Perception and the Retrieval Process of Knowledge Transfer

Knowledge acquired through sense perceptions lodges itself in the brain as an encoded variable.  While research has until recently proved encoding and the retrieval of information is highly predictive of the specificity of probability, it is also highly likely that knowledge transfer happens on the level of broader and more abstract representations. 

 

In the process of knowledge transfer, stimuli features arouse a redintegrative capacity of thought.  The capacity of one stimulus will revoke or cue another.  Certain features of the exchange of our perceptions from one medium to another stand out more saliently than others.  Such stimuli are a collection of attributes and qualities that integrate with not only verbal and motor responses, but I argue also the peculiarities of perception. Sometimes we also give partial information, which by association based on prior experience and knowledge will be transferred onto this other object that harbors expectations and fulfillment of the unconscious.  Those features that have high redintegrative value and have survived the process of stimulus selection will thereby also result in the greatest effects of transfer.  (Stephen M. Cormier, 1987)

 

In the reception of art, the observer unconsciously exercises the redintegrative functions of analysis and interpretation.  Caravaggio is known for his numerous paintings of David and Goliath, and each one is a permutation after the other.  They are all in some ways very similar and in others very different.  In order to understand the currents of both knowledge and emotions transferred from one painting to the other, one must first acknowledge the standard knowledge recounted in the Hebrew Bible to distinguish between what new information you can find and which features have survived the process of stimulus selection.

 

A curiosity of the 1599 rendition of David and Goliath at the Prado in Spain is that the painting is fraught with ambiguities, as if the conception were not clear.  Somehow we are confronted with a situation of cognitive truth but also optical fiction.

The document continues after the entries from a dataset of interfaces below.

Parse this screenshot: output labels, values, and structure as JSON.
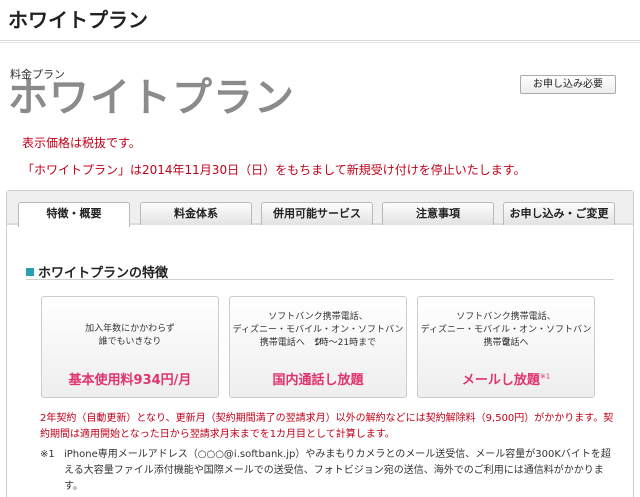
{
  "page": {
    "title": "ホワイトプラン"
  },
  "plan": {
    "category": "料金プラン",
    "logo_text": "ホワイトプラン",
    "apply_button": "お申し込み必要"
  },
  "notices": [
    "表示価格は税抜です。",
    "「ホワイトプラン」は2014年11月30日（日）をもちまして新規受け付けを停止いたします。"
  ],
  "tabs": [
    {
      "label": "特徴・概要",
      "active": true
    },
    {
      "label": "料金体系",
      "active": false
    },
    {
      "label": "併用可能サービス",
      "active": false
    },
    {
      "label": "注意事項",
      "active": false
    },
    {
      "label": "お申し込み・ご変更",
      "active": false
    }
  ],
  "section": {
    "heading": "ホワイトプランの特徴"
  },
  "cards": [
    {
      "desc": [
        "加入年数にかかわらず",
        "誰でもいきなり"
      ],
      "highlight": "基本使用料934円/月",
      "sup": ""
    },
    {
      "desc": [
        "ソフトバンク携帯電話、",
        "ディズニー・モバイル・オン・ソフトバンク",
        "携帯電話へ　1時〜21時まで"
      ],
      "highlight": "国内通話し放題",
      "sup": ""
    },
    {
      "desc": [
        "ソフトバンク携帯電話、",
        "ディズニー・モバイル・オン・ソフトバンク",
        "携帯電話へ"
      ],
      "highlight": "メールし放題",
      "sup": "※1"
    }
  ],
  "contract_note": "2年契約（自動更新）となり、更新月（契約期間満了の翌請求月）以外の解約などには契約解除料（9,500円）がかかります。契約期間は適用開始となった日から翌請求月末までを1カ月目として計算します。",
  "footnote": {
    "mark": "※1",
    "text": "iPhone専用メールアドレス（○○○@i.softbank.jp）やみまもりカメラとのメール送受信、メール容量が300Kバイトを超える大容量ファイル添付機能や国際メールでの送受信、フォトビジョン宛の送信、海外でのご利用には通信料がかかります。"
  },
  "colors": {
    "notice_red": "#c0001a",
    "highlight_pink": "#e0336f",
    "section_marker": "#2aa0b8",
    "logo_gray": "#8b8b8b"
  }
}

What is noticeable in this painting, as well as the 1610 rendition in the Borghese Gallery in Rome is the emphasis on David’s body and facial expression or lack thereof, as well as Goliath’s head.  The rest of the painting is suffused in a dark background so thick it is a near material substance. 

 

In the Bible, there is actually no description of David other than his body, for which we know his boyish body and also his character, triumphant and naively confident.  It seems that as Caravaggio worked on the theme again in his life, that picture became more clear and defined: a young man taking pleasure and satisfaction in his unlikely conquest.  In neither painting does he really make Goliath’s face of that much interest.  But that obscure and mysterious background looms behind the figure as if about to engulf him were it not for the brightness of the light that casts him into relief. 

 

By such comparison, we can see that each time you take a topic of representation and work on it in intervals of time or changing contexts, you can begin to decode its underlying message.  This message is lodged in the unconscious and can be discovered through the effects of permutation and variability.  Both pictures and words, even music, offer a medium to explore this domain or thought patterns of high redintegrative value. 

 

Scholarship on motivation, cognition and emotions has shown that if the process continues to seek fulfillment and reward, the cycle will be regenerative.  With that expertise and growing ease in a learned skill, the path of discovery continues to renew itself.

 Caravaggio, David and Goliath, 1599

Caravaggio, David and Goliath, 1599

 Caravaggio, David with the Head of Goliath, 1610

Caravaggio, David with the Head of Goliath, 1610